- **DATA**:
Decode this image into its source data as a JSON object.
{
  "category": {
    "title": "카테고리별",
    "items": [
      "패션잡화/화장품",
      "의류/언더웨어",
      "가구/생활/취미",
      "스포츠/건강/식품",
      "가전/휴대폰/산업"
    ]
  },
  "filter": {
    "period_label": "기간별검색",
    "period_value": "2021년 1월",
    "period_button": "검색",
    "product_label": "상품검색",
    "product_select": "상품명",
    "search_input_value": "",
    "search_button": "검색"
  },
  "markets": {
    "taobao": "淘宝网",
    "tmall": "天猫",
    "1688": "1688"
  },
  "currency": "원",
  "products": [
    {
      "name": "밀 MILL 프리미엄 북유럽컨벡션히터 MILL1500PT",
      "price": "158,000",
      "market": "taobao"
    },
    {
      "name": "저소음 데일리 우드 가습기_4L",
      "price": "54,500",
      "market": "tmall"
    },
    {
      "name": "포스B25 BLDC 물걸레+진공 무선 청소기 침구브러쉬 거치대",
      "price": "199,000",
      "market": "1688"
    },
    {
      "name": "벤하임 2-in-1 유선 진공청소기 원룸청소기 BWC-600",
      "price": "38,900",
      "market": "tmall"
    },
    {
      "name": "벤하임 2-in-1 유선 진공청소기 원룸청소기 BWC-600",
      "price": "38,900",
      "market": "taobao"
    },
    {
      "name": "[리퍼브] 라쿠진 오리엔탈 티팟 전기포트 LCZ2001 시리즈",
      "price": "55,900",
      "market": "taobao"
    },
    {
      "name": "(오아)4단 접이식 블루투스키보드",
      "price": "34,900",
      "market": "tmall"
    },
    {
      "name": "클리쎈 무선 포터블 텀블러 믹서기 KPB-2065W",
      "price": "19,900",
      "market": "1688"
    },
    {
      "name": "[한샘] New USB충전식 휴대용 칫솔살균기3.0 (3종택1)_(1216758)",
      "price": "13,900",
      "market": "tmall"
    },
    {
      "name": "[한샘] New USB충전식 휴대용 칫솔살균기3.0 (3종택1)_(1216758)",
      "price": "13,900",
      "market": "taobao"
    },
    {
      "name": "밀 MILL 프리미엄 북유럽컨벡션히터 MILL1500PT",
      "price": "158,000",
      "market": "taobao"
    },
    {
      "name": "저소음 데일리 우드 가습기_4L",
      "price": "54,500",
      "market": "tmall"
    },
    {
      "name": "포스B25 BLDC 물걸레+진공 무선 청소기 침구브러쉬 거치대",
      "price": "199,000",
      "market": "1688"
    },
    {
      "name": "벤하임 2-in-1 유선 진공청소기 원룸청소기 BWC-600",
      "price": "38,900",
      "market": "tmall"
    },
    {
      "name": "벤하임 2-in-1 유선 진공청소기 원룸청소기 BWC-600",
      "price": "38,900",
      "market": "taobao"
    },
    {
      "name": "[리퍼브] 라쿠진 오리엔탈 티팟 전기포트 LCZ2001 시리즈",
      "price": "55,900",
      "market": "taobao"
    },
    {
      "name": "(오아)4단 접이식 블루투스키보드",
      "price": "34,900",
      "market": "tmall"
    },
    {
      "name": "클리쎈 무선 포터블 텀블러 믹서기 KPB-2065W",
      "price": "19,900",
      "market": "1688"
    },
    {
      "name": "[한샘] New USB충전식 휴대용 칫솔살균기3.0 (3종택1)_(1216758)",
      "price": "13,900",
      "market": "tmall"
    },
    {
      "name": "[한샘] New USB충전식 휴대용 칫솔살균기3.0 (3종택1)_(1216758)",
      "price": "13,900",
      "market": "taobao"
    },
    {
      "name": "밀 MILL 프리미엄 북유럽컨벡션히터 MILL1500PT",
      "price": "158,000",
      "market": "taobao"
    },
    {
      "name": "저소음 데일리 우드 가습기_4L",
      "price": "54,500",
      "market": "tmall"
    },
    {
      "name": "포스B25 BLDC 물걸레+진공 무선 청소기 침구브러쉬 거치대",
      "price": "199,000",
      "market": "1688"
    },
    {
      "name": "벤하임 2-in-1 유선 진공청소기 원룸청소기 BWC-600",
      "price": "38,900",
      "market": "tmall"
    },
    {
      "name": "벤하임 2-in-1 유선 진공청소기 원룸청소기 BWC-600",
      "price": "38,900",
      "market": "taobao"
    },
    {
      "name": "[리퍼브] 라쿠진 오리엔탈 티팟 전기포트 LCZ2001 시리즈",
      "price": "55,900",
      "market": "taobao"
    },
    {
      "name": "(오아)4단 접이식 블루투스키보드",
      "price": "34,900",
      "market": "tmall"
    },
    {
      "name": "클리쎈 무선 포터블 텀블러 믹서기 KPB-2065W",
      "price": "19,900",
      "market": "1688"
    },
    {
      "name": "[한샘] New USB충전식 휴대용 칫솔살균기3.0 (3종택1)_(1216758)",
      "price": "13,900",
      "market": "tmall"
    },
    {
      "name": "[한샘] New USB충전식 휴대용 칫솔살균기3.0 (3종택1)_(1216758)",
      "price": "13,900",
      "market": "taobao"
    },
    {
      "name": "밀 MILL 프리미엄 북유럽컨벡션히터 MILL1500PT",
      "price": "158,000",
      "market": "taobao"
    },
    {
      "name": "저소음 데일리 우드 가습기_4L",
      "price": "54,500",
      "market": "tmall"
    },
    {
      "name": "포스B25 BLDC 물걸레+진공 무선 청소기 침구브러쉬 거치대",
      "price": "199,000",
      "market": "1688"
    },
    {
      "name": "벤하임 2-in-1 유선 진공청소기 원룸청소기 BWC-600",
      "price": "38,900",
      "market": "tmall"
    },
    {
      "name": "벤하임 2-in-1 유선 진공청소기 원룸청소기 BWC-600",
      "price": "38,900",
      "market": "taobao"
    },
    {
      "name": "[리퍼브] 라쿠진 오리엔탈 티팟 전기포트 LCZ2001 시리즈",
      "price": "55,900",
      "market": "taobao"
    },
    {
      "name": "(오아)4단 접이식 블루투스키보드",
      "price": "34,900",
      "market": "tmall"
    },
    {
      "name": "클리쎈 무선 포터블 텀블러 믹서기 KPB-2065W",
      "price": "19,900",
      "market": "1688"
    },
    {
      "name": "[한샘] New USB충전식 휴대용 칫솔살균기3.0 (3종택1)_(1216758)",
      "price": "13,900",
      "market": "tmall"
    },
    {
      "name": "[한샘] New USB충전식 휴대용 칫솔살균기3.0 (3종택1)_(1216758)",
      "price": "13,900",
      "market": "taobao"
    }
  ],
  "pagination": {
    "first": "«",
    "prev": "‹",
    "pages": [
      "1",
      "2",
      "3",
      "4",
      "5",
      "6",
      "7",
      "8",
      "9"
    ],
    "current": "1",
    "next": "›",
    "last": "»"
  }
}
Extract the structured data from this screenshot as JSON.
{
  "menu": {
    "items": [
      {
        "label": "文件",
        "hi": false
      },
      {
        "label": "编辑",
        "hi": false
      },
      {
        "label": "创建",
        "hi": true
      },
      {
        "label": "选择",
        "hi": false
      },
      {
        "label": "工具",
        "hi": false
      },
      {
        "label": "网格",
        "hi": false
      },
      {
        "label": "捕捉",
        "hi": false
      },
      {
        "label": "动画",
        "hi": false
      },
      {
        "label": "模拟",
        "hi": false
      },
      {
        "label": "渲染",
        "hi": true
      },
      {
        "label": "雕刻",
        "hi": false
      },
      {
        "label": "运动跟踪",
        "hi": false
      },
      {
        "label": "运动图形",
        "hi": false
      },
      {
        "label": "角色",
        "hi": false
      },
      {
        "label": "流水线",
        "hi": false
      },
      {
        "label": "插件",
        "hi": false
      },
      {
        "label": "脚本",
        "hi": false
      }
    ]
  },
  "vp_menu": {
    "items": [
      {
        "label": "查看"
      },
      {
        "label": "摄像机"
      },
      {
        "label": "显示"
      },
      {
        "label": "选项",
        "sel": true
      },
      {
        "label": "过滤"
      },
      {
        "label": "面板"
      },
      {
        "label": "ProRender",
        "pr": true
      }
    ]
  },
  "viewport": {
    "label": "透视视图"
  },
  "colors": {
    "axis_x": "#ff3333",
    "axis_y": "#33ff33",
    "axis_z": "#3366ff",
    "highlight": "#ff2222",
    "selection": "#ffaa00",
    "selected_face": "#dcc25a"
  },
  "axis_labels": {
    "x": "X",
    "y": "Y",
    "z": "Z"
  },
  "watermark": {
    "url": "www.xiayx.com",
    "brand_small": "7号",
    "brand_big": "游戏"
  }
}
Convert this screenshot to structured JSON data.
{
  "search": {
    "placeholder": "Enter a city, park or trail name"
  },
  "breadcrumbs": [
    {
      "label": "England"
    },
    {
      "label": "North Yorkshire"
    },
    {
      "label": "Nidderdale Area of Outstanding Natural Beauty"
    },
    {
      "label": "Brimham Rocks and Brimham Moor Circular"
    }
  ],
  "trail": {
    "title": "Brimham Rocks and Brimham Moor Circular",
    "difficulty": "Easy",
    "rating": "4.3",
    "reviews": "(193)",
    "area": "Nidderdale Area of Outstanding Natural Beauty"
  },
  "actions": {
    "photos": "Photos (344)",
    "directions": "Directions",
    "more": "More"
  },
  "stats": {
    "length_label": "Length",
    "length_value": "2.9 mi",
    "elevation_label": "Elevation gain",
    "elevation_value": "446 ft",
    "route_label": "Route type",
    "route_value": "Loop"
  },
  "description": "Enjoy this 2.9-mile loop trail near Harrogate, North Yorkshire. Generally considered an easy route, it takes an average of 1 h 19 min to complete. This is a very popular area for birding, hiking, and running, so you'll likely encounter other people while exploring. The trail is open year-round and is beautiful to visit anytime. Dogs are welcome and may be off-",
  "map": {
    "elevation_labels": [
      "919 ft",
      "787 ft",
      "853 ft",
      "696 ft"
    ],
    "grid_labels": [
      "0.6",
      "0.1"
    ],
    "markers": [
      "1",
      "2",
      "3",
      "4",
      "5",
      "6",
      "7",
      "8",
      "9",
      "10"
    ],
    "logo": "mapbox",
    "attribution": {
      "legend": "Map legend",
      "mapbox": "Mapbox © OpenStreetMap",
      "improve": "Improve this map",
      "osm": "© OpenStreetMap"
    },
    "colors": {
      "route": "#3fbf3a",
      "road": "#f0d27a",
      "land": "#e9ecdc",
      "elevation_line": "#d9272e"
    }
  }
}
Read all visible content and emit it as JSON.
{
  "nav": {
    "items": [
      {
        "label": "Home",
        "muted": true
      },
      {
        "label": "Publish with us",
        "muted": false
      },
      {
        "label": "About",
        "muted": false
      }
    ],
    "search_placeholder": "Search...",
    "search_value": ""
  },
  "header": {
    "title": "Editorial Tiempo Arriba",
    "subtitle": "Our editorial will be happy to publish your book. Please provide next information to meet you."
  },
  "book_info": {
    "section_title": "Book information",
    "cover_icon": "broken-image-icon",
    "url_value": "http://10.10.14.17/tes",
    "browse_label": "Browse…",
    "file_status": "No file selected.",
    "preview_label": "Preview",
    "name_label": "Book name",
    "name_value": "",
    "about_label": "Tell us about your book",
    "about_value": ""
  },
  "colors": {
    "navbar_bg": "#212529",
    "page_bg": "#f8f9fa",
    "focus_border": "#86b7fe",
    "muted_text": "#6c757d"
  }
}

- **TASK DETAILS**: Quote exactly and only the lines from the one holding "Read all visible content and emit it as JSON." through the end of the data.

- **TASK OUTPUT**:
Read all visible content and emit it as JSON.
{
  "nav": {
    "items": [
      {
        "label": "Home",
        "muted": true
      },
      {
        "label": "Publish with us",
        "muted": false
      },
      {
        "label": "About",
        "muted": false
      }
    ],
    "search_placeholder": "Search...",
    "search_value": ""
  },
  "header": {
    "title": "Editorial Tiempo Arriba",
    "subtitle": "Our editorial will be happy to publish your book. Please provide next information to meet you."
  },
  "book_info": {
    "section_title": "Book information",
    "cover_icon": "broken-image-icon",
    "url_value": "http://10.10.14.17/tes",
    "browse_label": "Browse…",
    "file_status": "No file selected.",
    "preview_label": "Preview",
    "name_label": "Book name",
    "name_value": "",
    "about_label": "Tell us about your book",
    "about_value": ""
  },
  "colors": {
    "navbar_bg": "#212529",
    "page_bg": "#f8f9fa",
    "focus_border": "#86b7fe",
    "muted_text": "#6c757d"
  }
}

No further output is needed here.